For example, in Spain, a more substantial midday meal is standard, followed by an afternoon siesta and evening tapas. A study shows that women who are overweight and ate more at lunchtime tended to lose more weight than those who consumed a more substantial evening meal, drawing attention towards the fact that changes in meal timing can impact obesity.
Usually, if you skip your breakfast, just adding it won’t lead to immediate weight loss. Research shows that some people even gain weight when they do this. There is a requirement of further study and survey to find out whether the morning breakfast of specific arrangements could improve weight management and to apprehend the mechanisms of weight loss and weight gain.
For now, the buzz that early meals lead to fewer risks of weight gain and late dinner meals poses risks of obesity is not conclusive. It is so because the witness to the fact is provided through observational studies, which can’t show cause and effect.
Therefore, for breakfast eaters, there are chances that daily customs followed, which have not been lined up for these studies, such as physical exercise or smoking habits, could explain the results. We need more proof of research before we can adhere to the fact that time is an essential factor for weight and health management.
So how can we assess these assertions regarding when to eat?
To be sincere, one diet message does not respond to all people. There will be people who will able to check body weight better with a more substantial breakfast and the others with a more massive meal in the evening.

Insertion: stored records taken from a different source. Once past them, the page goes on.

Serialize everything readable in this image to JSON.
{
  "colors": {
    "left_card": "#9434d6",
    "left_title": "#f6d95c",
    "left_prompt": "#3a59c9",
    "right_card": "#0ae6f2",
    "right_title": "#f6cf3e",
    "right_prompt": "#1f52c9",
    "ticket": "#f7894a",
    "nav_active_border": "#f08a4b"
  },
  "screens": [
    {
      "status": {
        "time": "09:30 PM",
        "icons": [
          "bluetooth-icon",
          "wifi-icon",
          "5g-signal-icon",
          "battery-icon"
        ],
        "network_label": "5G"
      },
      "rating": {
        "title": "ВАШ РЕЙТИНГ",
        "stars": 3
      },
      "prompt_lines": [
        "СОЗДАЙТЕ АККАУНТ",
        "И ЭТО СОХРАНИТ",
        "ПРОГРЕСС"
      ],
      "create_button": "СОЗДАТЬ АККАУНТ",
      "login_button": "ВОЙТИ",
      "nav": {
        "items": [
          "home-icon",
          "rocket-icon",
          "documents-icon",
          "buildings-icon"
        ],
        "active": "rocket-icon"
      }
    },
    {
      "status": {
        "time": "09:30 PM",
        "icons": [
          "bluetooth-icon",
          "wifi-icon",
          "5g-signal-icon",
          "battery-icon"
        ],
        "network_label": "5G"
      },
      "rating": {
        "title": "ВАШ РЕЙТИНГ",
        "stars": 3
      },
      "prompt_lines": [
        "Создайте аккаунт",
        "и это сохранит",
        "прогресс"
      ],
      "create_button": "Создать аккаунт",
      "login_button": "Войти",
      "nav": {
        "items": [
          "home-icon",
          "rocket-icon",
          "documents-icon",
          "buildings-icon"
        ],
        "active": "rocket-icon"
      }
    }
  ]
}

As we learn about this interplay of time of day and metabolism better, we will be able to provide accurate dietary advice to the individual that is not only related to nutritional composition but also a schedule for eating. But first of all, we need more chrono-nutrition research eating to fill in some of the chinks in our knowledge.